▶ [Work to complete]
Where does the string "background" appear in the records? Copy each line that holds it.
↓
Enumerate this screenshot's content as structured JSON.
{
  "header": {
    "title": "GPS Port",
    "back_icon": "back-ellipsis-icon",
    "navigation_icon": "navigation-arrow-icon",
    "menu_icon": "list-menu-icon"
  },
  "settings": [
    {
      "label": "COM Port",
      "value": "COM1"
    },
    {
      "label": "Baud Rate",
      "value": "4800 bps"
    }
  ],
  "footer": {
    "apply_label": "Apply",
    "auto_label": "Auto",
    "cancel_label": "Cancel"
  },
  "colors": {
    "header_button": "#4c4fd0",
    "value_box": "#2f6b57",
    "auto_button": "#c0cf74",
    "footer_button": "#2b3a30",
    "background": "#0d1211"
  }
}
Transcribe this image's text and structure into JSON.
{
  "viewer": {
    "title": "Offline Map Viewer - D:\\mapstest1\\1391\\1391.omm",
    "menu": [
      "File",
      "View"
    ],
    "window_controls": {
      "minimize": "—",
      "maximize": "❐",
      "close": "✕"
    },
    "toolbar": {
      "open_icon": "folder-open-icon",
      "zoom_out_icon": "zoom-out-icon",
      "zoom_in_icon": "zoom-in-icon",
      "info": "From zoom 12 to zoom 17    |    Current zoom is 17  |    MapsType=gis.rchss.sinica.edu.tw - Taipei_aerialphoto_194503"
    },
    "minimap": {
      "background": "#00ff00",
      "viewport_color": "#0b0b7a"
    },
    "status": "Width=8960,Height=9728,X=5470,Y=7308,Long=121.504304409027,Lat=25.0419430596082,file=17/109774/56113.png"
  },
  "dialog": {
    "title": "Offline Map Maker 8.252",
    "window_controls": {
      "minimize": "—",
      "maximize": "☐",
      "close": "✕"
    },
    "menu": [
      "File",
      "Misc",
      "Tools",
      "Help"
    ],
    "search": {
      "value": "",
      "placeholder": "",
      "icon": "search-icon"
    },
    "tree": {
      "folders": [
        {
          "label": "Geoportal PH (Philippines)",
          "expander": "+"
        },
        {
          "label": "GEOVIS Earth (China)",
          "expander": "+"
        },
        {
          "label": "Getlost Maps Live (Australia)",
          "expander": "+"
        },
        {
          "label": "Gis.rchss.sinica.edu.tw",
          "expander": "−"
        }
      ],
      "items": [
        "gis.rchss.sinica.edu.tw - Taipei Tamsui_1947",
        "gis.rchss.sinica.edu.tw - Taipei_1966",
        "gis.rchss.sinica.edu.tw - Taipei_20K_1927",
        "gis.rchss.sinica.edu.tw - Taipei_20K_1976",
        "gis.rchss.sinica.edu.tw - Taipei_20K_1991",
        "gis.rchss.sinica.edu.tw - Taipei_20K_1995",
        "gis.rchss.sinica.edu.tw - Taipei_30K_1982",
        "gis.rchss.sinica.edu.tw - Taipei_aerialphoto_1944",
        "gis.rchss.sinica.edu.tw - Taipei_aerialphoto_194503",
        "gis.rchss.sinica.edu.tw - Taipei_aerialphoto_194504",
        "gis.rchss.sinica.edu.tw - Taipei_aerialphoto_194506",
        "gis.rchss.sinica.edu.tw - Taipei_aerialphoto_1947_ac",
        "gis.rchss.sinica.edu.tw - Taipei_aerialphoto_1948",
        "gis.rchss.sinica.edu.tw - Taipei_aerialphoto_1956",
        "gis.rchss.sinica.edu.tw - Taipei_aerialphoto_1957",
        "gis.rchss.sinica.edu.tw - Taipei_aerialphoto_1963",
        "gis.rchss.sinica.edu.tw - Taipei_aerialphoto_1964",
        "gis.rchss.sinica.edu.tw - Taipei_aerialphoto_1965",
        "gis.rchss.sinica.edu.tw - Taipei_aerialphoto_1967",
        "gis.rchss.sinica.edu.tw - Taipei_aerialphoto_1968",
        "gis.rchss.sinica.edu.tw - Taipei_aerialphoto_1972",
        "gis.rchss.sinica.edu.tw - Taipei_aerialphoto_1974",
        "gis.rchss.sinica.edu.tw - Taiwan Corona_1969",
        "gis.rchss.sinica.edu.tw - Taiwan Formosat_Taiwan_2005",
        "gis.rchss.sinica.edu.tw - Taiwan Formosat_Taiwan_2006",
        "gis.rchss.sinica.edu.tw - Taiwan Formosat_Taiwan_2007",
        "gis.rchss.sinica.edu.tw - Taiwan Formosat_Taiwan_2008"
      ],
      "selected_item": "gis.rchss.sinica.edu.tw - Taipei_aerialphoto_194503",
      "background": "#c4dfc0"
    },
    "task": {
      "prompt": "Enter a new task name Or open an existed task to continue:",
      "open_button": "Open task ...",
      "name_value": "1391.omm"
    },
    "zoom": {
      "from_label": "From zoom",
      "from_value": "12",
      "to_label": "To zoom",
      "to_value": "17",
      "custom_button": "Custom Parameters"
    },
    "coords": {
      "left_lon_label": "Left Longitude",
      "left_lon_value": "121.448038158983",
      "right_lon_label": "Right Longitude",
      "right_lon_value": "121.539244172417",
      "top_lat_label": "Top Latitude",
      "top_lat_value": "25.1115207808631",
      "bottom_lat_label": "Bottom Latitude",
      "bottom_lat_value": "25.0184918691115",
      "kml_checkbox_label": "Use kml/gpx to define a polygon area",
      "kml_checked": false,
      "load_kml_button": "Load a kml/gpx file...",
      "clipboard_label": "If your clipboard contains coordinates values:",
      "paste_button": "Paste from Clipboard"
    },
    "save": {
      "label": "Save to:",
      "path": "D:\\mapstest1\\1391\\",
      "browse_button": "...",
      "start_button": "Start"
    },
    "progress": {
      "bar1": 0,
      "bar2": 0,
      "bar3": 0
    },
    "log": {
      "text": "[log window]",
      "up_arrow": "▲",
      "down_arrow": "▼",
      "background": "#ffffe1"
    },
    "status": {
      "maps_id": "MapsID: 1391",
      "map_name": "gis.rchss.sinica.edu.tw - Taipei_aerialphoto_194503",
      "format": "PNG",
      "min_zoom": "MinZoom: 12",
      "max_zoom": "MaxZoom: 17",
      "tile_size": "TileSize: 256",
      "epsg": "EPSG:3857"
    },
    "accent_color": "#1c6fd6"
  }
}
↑
▶ [Response for this exercise]
    "background": "#0d1211"
      "background": "#00ff00",
      "background": "#c4dfc0"
      "background": "#ffffe1"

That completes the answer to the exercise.